• DATA TO EXAMINE
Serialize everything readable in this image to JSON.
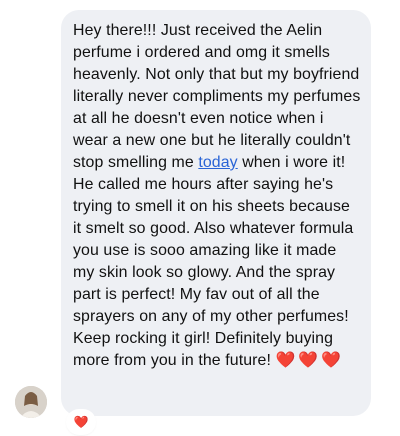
{
  "message": {
    "text_before_link": "Hey there!!! Just received the Aelin perfume i ordered and omg it smells heavenly. Not only that but my boyfriend literally never compliments my perfumes at all he doesn't even notice when i wear a new one but he literally couldn't stop smelling me ",
    "link_text": "today",
    "text_after_link": " when i wore it! He called me hours after saying he's trying to smell it on his sheets because it smelt so good. Also whatever formula you use is sooo amazing like it made my skin look so glowy. And the spray part is perfect! My fav out of all the sprayers on any of my other perfumes! Keep rocking it girl! Definitely buying more from you in the future! ",
    "emoji_hearts": "❤️❤️❤️"
  },
  "reaction": {
    "emoji": "❤️"
  },
  "colors": {
    "bubble_bg": "#eef0f4",
    "link": "#2a64d6",
    "text": "#111111"
  }
}
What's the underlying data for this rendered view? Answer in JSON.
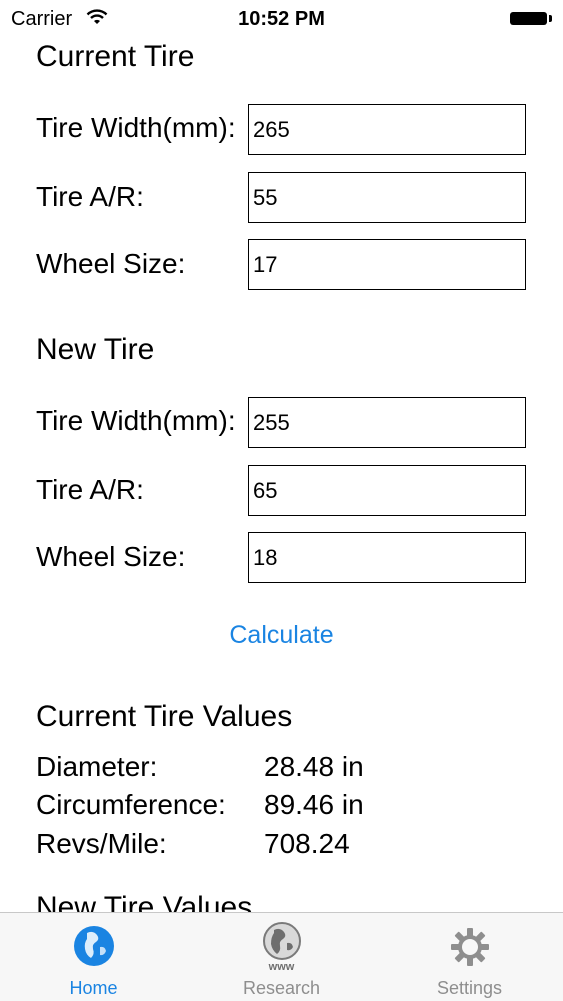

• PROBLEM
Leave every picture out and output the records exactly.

• OUTPUT OF THE EXERCISE
Serialize everything readable in this image to JSON.
{
  "message": {
    "text_before_link": "Hey there!!! Just received the Aelin perfume i ordered and omg it smells heavenly. Not only that but my boyfriend literally never compliments my perfumes at all he doesn't even notice when i wear a new one but he literally couldn't stop smelling me ",
    "link_text": "today",
    "text_after_link": " when i wore it! He called me hours after saying he's trying to smell it on his sheets because it smelt so good. Also whatever formula you use is sooo amazing like it made my skin look so glowy. And the spray part is perfect! My fav out of all the sprayers on any of my other perfumes! Keep rocking it girl! Definitely buying more from you in the future! ",
    "emoji_hearts": "❤️❤️❤️"
  },
  "reaction": {
    "emoji": "❤️"
  },
  "colors": {
    "bubble_bg": "#eef0f4",
    "link": "#2a64d6",
    "text": "#111111"
  }
}
What's the underlying data for this rendered view? Answer in JSON.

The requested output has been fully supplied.